John Cruse and Professor Harold Mytum examine a late-Roman hand quern

Expert John Cruse (Yorkshire Archaeological Society) recently visited the Professor Elizabeth Slater laboratories to examine a selection of querns found in the major excavations of the Castell Henllys Iron Age fort and native Roman period settlement.

John noticed the limited number of Iron Age forms of hand quern, but larger quantity of late Roman designs. They indicate that the diet of the Castell Henllys inhabitants shifted from mainly porridge in the Iron Age to home-made bread in the Roman period.

John will be analysing the styles of the querns, and the rock types of which they are made, to identify cultural and trade links, and how these changed over the 800 years the site was occupied.

Professor Harold Mytum says:

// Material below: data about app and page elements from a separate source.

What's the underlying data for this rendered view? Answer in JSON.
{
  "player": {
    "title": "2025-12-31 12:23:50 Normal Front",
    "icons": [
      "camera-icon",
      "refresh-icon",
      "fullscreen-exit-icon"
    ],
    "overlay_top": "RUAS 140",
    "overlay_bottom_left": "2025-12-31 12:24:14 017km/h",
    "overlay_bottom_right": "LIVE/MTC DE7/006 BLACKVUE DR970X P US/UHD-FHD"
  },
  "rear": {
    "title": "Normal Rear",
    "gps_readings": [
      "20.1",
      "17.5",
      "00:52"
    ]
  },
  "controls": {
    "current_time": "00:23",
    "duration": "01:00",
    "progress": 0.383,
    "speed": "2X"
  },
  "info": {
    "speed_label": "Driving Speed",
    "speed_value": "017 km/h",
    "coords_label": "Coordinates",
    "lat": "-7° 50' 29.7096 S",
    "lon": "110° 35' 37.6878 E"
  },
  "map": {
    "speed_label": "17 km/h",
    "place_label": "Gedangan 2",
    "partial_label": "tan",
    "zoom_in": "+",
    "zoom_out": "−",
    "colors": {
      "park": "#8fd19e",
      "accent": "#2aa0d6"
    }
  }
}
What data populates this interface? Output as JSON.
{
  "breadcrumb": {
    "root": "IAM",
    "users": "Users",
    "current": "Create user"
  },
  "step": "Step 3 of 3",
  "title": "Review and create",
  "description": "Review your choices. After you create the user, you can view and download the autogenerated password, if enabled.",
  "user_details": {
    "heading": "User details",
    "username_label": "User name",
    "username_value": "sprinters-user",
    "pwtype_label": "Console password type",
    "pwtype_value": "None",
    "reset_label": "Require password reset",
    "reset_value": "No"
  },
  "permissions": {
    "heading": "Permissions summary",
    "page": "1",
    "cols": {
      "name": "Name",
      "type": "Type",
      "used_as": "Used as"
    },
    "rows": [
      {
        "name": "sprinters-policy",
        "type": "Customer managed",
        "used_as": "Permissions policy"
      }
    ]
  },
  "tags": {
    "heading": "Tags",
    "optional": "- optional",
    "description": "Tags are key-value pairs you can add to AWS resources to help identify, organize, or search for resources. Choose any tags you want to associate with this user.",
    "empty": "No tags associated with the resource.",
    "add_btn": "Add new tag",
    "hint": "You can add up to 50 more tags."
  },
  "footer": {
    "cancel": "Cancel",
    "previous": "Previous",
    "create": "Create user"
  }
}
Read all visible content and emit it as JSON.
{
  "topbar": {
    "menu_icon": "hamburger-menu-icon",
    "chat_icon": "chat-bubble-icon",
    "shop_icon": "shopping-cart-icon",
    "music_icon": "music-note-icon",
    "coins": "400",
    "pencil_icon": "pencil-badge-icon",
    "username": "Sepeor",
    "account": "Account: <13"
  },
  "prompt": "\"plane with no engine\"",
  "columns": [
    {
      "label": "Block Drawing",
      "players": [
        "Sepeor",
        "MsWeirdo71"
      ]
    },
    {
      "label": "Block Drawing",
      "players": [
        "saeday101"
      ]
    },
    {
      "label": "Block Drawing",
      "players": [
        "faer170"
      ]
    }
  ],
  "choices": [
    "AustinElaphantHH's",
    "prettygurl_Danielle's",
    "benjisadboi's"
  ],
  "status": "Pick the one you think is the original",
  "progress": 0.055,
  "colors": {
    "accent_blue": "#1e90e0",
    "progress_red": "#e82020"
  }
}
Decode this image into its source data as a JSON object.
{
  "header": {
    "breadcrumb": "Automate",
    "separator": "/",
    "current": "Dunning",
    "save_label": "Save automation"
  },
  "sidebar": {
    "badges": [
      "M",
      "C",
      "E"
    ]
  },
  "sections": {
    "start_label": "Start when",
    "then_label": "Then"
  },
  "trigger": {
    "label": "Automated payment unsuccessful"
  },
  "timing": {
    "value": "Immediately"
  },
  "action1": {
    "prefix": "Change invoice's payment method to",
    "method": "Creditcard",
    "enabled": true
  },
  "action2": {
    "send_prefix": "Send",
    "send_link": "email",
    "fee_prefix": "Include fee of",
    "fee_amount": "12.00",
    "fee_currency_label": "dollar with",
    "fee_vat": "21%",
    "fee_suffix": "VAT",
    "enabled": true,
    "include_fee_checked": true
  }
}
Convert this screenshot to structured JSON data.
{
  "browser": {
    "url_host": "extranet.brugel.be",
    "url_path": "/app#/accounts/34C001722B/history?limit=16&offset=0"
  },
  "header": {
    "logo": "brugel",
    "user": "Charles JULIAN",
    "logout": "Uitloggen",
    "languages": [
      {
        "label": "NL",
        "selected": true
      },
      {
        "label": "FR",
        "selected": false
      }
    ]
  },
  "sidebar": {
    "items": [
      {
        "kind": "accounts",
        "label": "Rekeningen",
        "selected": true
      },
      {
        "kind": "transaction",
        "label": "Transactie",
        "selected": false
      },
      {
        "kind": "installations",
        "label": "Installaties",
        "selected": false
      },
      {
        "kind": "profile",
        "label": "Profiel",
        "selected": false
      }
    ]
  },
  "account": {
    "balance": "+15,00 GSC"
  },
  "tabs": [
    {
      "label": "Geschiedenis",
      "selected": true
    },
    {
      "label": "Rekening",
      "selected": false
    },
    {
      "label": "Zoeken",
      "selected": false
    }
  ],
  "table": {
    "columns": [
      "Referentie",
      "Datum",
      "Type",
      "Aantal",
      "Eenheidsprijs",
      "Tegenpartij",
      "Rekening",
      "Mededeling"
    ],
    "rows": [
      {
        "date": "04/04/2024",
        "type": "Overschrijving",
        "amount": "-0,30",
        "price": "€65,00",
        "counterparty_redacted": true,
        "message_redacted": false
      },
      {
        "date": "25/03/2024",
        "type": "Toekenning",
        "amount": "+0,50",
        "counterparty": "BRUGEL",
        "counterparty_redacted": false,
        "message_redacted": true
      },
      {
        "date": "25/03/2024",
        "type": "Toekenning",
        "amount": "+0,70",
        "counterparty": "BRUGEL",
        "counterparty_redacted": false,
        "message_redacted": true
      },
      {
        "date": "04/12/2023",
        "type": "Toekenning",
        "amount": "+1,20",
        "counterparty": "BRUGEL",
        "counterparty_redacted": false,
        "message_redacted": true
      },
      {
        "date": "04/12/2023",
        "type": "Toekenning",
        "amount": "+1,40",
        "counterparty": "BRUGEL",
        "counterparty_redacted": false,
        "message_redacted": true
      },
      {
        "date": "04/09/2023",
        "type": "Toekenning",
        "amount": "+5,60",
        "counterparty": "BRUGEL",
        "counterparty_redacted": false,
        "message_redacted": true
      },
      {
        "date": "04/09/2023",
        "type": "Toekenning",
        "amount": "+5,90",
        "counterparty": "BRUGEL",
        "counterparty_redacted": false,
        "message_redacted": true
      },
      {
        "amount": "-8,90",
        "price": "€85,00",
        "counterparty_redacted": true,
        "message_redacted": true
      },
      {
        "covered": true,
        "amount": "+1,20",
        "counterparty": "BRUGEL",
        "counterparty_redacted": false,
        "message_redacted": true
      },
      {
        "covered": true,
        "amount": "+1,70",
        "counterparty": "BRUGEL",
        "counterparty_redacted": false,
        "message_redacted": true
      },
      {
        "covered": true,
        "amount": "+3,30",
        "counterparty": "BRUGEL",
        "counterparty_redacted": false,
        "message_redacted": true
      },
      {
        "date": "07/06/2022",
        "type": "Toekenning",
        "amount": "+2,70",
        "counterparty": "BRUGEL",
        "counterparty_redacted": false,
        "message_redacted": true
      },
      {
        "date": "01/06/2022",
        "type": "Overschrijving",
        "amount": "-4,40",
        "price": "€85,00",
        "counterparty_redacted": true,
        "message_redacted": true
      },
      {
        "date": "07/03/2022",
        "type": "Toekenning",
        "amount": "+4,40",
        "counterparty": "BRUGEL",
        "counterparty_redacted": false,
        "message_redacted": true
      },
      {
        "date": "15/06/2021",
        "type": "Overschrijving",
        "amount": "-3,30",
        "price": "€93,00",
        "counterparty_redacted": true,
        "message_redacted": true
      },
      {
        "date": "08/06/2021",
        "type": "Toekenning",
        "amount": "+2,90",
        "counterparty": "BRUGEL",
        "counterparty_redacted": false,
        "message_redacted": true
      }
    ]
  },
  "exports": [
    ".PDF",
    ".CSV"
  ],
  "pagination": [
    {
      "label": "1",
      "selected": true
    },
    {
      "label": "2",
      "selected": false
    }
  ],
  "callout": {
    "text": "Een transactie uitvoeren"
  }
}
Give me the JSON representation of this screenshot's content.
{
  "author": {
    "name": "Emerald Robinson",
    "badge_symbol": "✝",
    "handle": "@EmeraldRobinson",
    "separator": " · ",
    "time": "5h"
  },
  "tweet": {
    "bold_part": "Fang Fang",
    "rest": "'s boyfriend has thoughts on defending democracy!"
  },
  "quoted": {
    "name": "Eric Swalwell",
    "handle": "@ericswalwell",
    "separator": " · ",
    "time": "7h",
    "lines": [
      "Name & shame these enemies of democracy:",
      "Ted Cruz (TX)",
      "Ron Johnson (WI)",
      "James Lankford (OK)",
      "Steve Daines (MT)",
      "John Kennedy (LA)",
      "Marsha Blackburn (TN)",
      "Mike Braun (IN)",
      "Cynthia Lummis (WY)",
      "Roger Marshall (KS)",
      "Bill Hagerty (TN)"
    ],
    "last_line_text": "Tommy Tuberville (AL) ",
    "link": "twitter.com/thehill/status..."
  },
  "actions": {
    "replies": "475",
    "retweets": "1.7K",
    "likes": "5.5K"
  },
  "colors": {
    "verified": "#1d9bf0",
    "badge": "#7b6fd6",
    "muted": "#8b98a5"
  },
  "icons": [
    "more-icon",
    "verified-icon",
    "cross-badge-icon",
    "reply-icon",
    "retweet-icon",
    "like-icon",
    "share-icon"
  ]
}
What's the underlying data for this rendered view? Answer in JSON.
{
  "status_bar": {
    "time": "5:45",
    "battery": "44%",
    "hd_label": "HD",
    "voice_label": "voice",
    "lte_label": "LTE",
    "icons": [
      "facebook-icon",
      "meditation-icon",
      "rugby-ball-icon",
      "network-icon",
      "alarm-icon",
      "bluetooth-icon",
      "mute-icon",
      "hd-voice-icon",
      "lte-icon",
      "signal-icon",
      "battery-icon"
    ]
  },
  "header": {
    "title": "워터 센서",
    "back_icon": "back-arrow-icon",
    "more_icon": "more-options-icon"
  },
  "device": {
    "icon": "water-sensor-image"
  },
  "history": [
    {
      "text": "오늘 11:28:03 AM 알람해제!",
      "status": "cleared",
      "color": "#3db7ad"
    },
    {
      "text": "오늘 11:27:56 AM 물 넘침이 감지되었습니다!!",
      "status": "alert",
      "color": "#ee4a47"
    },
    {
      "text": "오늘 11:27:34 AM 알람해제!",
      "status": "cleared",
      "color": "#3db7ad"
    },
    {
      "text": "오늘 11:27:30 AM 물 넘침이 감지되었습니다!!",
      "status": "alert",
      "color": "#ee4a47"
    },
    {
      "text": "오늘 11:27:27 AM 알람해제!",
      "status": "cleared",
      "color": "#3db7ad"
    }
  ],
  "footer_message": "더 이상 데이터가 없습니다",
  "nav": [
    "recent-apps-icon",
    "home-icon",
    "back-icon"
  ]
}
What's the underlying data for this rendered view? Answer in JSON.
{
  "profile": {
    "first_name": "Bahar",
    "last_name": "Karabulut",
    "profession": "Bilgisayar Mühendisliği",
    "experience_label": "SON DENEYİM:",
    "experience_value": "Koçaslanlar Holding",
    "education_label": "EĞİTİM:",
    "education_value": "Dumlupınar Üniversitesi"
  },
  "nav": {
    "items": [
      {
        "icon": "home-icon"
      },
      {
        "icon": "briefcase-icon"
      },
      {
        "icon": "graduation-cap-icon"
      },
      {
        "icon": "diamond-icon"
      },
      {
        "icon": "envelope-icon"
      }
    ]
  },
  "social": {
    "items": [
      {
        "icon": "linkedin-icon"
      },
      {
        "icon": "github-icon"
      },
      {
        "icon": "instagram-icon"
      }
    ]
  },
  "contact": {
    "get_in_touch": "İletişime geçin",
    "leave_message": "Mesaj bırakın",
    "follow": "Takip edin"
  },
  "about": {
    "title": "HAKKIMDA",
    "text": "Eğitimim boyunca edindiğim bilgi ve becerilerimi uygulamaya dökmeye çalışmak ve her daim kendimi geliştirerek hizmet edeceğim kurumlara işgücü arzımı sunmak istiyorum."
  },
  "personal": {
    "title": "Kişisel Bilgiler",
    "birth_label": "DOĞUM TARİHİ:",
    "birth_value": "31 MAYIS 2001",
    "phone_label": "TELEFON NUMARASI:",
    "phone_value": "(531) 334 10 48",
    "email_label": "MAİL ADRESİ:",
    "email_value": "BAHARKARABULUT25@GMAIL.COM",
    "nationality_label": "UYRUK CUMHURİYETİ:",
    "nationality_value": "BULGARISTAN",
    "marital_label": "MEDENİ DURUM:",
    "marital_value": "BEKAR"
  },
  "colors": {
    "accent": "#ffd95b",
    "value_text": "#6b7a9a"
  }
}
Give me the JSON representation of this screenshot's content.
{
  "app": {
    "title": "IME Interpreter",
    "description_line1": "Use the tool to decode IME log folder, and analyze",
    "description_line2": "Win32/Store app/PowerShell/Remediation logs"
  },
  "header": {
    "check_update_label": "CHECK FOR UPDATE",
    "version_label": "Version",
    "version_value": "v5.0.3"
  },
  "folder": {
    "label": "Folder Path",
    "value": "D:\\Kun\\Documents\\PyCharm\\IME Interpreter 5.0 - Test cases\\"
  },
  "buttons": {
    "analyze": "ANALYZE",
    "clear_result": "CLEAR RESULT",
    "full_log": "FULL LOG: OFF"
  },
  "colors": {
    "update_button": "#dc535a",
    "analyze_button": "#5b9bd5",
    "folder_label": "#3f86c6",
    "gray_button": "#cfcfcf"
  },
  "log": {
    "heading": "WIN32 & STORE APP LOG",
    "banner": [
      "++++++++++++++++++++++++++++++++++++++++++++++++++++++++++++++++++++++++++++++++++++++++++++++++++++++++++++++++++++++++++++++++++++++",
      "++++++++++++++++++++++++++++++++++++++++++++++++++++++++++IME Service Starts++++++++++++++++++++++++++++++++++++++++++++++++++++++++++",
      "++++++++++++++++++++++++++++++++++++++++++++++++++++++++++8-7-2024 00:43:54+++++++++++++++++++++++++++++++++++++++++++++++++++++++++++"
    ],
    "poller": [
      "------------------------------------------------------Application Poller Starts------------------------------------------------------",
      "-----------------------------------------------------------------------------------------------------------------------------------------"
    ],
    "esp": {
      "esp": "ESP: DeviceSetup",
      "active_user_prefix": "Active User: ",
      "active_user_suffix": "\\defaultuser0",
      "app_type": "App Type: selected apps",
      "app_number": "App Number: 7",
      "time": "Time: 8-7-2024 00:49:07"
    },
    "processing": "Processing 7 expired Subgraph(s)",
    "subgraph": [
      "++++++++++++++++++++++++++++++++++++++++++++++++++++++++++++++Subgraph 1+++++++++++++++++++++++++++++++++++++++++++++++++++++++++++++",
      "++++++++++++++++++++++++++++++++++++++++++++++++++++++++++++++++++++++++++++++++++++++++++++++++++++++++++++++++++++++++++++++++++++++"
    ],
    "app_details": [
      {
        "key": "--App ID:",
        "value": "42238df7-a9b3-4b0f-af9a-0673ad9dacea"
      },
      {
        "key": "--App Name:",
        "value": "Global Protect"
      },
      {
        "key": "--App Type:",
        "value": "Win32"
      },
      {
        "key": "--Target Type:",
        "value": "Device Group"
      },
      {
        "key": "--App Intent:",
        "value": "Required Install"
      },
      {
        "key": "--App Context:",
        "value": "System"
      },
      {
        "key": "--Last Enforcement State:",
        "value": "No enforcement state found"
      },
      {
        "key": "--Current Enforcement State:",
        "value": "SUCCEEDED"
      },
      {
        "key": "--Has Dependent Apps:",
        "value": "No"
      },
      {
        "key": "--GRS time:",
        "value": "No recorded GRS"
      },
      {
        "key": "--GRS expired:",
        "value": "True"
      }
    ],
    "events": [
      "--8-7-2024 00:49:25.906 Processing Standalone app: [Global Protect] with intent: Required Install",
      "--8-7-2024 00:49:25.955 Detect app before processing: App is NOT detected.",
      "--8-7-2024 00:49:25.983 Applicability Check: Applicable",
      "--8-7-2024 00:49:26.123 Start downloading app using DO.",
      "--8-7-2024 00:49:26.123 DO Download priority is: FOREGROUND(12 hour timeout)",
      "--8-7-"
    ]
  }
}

The impact implications of the study are considerable and will link to the Research Excellence Framework. Querns are easy to display and resilient enough for the public to touch. There's a replica quern they use in one of the reconstructed roundhouses; after this study we can get one made that is more authentic in terms of what we have found at the site.